Expert: Biden’s AI Order Has ‘Wrong Priorities’ Despite Some Positive Reviews

President Joe Biden signed a “landmark” executive order (EO) on artificial intelligence, drawing mixed reviews from experts in the quickly developing technology.

“One key area the Biden AI (executive order) is focused on includes the provision of ‘testing data’ for review by the federal government. If this provision allows the federal government a way to examine the ‘black box’ algorithms that could lead to a biased AI algorithm, it could be helpful,” said chief analytics officer of Pioneer Development Group, Christopher Alexander. 

“Since core algorithms are proprietary, there really is no other way to provide oversight and commercial protections,” added Alexander. “At the same time, this needs to be a bipartisan, technocratic effort that checks political ideology at the door, or this will likely make the threat of AI worse rather than mitigate it.”

Alexander’s comments follow Biden’s unveiling of a long-anticipated executive order containing new regulations for AI and hailed it as the “most sweeping actions ever taken to protect Americans from the potential risks of AI systems.”

The executive order will require AI developers to share the results of safety tests with the government, erect guardrails meant to protect Americans’ privacy as AI technology grows rapidly and create standards to monitor and ensure the safety of AI.

“AI is all around us,” said Biden before signing the order, according to a report by The Associated Press. “To realize the promise of AI and avoid the risk, we need to govern this technology.”

Policy director of the American Principles Project, Jon Schweppe, said the concerns about AI that led to the executive order are “warranted” and complimented some details of the president’s executive order but also argued some of the order focuses “on the wrong priorities.”

“There’s a role for direct government oversight over AI, especially when it comes to scientific research and homeland security,” said Schweppe. “But ultimately, we don’t need government bureaucrats micromanaging all facets of the issue. Certainly, we shouldn’t want a Bureau of Artificial Intelligence running around conducting investigations into whether a company’s AI algorithm is adequately ‘woke.'”

Schweppe argued there is a role for “private oversight” of the growing technology while noting 

AI developers should be exposed to “significant liability.”
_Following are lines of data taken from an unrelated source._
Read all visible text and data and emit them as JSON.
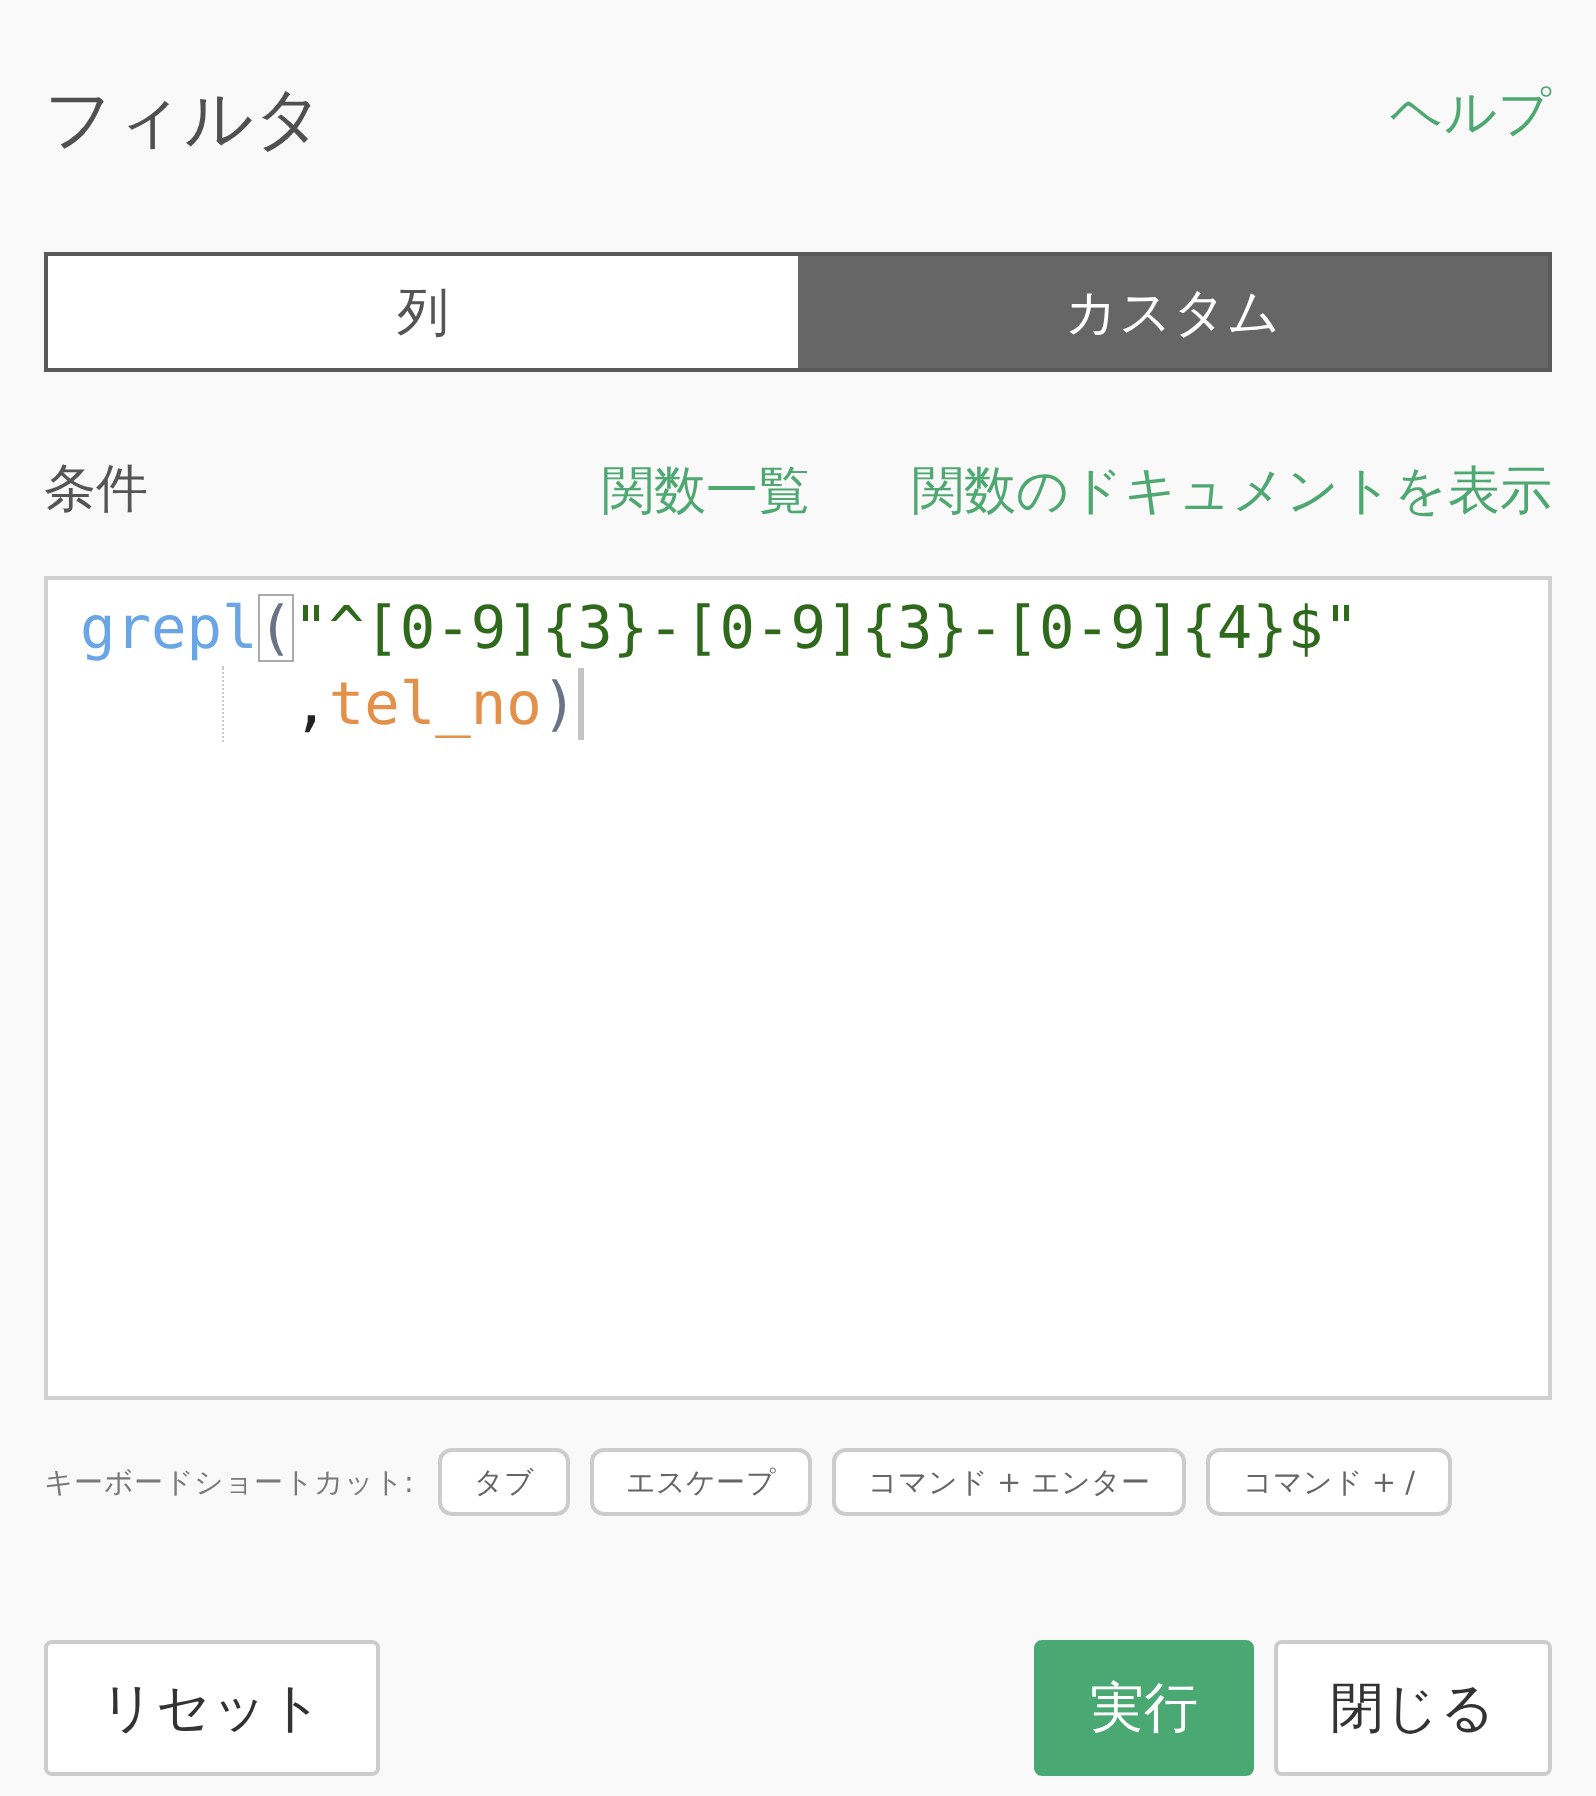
{
  "title": "フィルタ",
  "help_link": "ヘルプ",
  "tabs": [
    {
      "label": "列",
      "selected": false
    },
    {
      "label": "カスタム",
      "selected": true
    }
  ],
  "condition": {
    "label": "条件",
    "links": [
      "関数一覧",
      "関数のドキュメントを表示"
    ]
  },
  "editor": {
    "lines": [
      {
        "kind": "first",
        "tokens": [
          {
            "kind": "function",
            "text": "grepl",
            "highlighted": false,
            "cursor": false
          },
          {
            "kind": "bracket",
            "text": "(",
            "highlighted": true,
            "cursor": false
          },
          {
            "kind": "string",
            "text": "\"^[0-9]{3}-[0-9]{3}-[0-9]{4}$\"",
            "highlighted": false,
            "cursor": false
          }
        ]
      },
      {
        "kind": "wrapped",
        "tokens": [
          {
            "kind": "punctuation",
            "text": ",",
            "highlighted": false,
            "cursor": false
          },
          {
            "kind": "variable",
            "text": "tel_no",
            "highlighted": false,
            "cursor": false
          },
          {
            "kind": "bracket",
            "text": ")",
            "highlighted": false,
            "cursor": true
          }
        ]
      }
    ]
  },
  "shortcuts": {
    "label": "キーボードショートカット:",
    "keys": [
      "タブ",
      "エスケープ",
      "コマンド + エンター",
      "コマンド + /"
    ]
  },
  "left_buttons": [
    {
      "label": "リセット",
      "kind": "secondary"
    }
  ],
  "right_buttons": [
    {
      "label": "実行",
      "kind": "primary"
    },
    {
      "label": "閉じる",
      "kind": "secondary"
    }
  ]
}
“AI companies and their creators should be held liable for everything their AI does, and Congress should create a private right of action giving citizens their day in court when AI harms them in a material way,” said Schweppe. “This fear of liability would lead to self-correction in the marketplace — we wouldn’t need government-approved authentication badges because private companies would already be going out of their way to protect themselves from being sad.”

Order was designed to build on voluntary commitments by some large tech companies

The order was designed to build on voluntary commitments by some large technology companies President Biden helped broker earlier in the year, which will require the firms to share data about the safety of AI with the government.

Policy director of the Bull Moose Project, Ziven Havens, said Biden’s order is a “decent first attempt at AI policy.”

“A significant portion of the EO is setting expectations for guidelines and regulations for topics including watermarks, workforce impact, and national security,” said Havens. “All of which are crucial in the future of this new technology.”

Havens also cautioned there should still be concerns about “how long it will take to develop this guidance.”

“Falling behind in the AI race due to a slow and inefficient bureaucracy will amount to total failure,” said Havens.

Founder of the Center for Advanced Preparedness and Threat Response Simulation, Phil Siegel, said Biden’s order was “thorough” but questioned if it attempted to “take on too much.”

Siegel argued there are “four pillars to AI regulation,” including protecting vulnerable populations, including the elderly and children; developing laws that “take into account the scope of AI”; ensuring algorithms are fair by eliminating bias; and ensuring safety and trust in algorithms.

“I would give the EO high marks on (pillars) three and four and more of an incomplete on one and two,” said Siegel. “Sadly, there is only so much that can be done in EO anyway, and it is necessary for Congress to engage with the White House to make some of this into law.”